The worker’s base salary would account for between $800 and $1000 of that sum a month with the balance charged for providing an office, computer, a secure and reliable internet connection, high speed bandwidth, instant conferencing with clear calling, HR, a required 13 month bonus for staff, medical health cover, input into a scheme similar to superannuation, attendance records, emergency power, secretary services, bio-security expenses and training plus his company’s fees.
Moriarty says at the moment Australian companies have the bonus of their dollar going further than it used to on the exchange rate so they can afford to pay for highly qualified and experienced employees that they might otherwise not consider.
AMP says Australia will lose its low skilled jobs
AMP’s chief economist Shane Oliver was quoted recently as saying that when there’s an economic shift in one sector it creates opportunity in another. As he sees it, the Philippines, India, China and other low cost labour countries will remove Australia’s low-skilled jobs and move local jobs further up the value chain.
Moriarty agrees, but says those high paid jobs are also available to Australians in Asia. He says the Chinese can’t get enough English teachers, for instance and they will pay good money for them in financial hubs like Shanghai.
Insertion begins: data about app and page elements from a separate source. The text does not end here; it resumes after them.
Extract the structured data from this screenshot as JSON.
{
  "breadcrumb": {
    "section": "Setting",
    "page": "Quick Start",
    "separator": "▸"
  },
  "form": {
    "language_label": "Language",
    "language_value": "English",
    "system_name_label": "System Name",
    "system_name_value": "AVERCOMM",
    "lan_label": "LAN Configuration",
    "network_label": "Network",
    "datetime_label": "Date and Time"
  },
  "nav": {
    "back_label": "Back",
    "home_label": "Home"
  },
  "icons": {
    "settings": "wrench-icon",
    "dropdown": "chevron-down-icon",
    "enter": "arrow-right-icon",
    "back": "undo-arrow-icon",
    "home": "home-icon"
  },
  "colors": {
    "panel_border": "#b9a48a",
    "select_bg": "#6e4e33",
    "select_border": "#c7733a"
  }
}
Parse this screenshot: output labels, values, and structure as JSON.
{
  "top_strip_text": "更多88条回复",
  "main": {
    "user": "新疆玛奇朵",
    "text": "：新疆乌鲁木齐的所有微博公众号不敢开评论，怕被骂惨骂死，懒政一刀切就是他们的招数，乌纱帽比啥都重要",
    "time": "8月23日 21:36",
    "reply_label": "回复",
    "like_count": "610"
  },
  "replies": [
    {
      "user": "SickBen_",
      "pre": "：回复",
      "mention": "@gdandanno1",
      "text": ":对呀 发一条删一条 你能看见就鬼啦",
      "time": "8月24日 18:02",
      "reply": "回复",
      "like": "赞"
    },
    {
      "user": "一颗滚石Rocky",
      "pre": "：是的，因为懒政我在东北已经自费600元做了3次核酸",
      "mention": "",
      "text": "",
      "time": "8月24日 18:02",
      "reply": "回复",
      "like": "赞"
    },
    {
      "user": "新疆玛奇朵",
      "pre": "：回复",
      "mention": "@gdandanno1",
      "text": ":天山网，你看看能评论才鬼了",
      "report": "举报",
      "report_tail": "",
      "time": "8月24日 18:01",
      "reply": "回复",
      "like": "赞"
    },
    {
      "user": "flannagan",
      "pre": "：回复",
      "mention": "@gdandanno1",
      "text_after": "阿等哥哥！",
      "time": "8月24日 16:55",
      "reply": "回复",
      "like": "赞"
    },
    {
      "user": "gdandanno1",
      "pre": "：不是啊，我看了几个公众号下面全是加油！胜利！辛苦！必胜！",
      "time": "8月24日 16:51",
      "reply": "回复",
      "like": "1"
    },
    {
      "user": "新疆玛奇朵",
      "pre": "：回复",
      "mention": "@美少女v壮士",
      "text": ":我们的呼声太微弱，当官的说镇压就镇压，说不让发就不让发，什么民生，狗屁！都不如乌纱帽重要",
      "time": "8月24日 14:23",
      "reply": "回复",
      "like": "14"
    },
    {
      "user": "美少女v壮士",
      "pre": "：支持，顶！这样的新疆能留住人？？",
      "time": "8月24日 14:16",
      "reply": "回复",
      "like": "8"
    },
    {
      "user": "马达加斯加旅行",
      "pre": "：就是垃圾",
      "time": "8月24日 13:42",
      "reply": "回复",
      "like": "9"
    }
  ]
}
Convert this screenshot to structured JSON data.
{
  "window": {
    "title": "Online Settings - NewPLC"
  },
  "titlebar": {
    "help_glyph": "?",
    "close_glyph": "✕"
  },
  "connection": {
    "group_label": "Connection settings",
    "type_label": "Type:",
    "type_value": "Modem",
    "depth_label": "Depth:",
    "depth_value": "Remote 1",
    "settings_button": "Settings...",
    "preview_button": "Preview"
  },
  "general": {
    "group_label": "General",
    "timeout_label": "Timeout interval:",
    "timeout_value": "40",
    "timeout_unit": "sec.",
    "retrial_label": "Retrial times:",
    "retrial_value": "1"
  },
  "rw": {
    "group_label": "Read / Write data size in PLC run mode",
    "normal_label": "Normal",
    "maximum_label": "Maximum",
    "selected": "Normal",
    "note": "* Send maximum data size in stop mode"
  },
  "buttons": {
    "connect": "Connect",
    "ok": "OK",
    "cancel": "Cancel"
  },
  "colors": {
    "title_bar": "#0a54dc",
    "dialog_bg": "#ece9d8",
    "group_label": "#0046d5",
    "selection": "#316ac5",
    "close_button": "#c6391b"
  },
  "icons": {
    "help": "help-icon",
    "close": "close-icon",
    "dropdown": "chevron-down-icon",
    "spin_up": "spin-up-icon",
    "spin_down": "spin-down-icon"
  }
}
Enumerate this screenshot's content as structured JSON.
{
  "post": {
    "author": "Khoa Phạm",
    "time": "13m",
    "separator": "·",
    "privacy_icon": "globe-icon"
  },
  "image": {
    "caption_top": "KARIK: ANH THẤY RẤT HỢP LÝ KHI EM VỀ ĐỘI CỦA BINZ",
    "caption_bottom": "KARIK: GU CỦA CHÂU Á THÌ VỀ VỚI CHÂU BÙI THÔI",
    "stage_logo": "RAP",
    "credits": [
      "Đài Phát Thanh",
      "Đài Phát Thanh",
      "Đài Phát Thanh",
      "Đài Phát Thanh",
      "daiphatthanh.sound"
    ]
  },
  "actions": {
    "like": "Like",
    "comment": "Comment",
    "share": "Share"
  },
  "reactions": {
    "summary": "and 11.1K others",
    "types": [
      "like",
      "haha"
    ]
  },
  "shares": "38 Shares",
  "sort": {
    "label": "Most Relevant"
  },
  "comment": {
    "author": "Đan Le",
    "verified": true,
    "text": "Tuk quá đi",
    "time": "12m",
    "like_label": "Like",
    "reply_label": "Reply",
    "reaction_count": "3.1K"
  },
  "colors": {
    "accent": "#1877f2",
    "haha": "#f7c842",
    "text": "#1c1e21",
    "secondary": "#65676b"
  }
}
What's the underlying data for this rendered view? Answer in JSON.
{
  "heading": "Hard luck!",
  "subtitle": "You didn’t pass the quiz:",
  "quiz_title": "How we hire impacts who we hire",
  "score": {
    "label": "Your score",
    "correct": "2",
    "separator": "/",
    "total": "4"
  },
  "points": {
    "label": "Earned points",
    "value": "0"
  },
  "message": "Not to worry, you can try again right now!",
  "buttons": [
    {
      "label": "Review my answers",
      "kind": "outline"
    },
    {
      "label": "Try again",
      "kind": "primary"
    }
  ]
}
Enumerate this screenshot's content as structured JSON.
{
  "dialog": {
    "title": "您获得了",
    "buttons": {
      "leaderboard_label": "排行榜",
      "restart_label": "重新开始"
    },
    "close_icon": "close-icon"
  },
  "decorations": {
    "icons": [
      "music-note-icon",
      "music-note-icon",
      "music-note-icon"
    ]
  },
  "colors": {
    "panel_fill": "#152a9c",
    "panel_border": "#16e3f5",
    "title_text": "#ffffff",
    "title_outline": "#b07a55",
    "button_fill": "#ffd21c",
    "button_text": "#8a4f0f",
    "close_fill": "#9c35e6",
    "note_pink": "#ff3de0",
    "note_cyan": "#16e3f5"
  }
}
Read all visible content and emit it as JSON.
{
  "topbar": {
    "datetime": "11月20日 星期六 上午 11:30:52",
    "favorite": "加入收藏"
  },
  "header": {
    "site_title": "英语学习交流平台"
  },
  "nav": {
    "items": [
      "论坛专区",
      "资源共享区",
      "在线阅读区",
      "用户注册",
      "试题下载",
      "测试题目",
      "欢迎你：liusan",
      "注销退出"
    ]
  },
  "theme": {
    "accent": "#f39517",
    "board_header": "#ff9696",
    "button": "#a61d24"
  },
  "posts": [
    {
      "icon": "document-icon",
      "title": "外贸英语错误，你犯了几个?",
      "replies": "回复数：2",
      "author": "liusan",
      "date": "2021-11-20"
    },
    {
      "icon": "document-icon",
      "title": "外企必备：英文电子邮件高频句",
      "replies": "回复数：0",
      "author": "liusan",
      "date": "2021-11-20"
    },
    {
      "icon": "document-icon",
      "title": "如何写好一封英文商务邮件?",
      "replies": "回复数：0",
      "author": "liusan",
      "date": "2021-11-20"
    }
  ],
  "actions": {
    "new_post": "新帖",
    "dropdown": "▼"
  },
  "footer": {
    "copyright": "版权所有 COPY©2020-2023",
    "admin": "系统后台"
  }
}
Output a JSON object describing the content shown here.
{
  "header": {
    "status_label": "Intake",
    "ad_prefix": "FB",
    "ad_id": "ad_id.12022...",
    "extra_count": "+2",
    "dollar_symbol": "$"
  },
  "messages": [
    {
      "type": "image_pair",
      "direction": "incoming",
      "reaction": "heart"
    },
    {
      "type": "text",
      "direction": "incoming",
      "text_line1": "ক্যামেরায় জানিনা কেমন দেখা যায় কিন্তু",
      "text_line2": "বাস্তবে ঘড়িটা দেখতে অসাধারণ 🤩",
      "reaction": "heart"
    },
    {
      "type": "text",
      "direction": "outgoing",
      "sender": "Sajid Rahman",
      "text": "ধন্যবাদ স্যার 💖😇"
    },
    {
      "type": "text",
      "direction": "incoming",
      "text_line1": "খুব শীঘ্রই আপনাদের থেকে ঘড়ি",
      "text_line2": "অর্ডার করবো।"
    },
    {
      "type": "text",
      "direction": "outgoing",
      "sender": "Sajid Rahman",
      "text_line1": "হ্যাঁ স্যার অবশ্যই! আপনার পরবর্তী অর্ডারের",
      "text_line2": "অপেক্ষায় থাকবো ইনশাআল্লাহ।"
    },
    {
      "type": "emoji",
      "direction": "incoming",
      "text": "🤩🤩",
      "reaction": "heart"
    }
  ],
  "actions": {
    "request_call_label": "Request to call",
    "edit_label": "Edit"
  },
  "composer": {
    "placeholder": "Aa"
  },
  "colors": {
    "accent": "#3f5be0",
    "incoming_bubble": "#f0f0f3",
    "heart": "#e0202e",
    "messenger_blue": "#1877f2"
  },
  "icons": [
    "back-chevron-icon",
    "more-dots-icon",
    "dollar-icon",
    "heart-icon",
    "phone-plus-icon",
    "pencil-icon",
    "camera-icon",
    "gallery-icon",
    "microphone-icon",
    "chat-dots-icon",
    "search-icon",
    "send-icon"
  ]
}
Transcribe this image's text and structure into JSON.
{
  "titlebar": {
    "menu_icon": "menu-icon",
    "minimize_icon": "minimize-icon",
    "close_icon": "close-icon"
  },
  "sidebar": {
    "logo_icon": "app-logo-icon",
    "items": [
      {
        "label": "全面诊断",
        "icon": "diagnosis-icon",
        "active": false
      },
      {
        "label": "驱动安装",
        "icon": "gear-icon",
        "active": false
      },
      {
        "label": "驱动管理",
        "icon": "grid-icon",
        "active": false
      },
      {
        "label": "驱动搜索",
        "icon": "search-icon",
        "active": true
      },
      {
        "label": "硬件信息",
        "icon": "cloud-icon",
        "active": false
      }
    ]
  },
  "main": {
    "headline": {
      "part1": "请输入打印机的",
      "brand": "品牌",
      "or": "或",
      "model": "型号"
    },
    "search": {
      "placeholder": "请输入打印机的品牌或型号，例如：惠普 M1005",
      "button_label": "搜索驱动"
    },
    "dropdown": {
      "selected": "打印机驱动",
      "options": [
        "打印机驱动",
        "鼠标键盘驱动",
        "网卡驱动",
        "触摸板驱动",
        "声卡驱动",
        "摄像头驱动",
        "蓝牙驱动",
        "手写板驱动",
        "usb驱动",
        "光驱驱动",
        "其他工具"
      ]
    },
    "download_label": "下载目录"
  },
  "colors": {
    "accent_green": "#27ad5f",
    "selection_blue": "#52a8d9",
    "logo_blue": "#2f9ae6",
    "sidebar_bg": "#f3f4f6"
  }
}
“I’m determined my kids are going to go to a school in an Asian city because I want them to be confident about doing business there, not living out west somewhere in Sydney with a blinkered view”.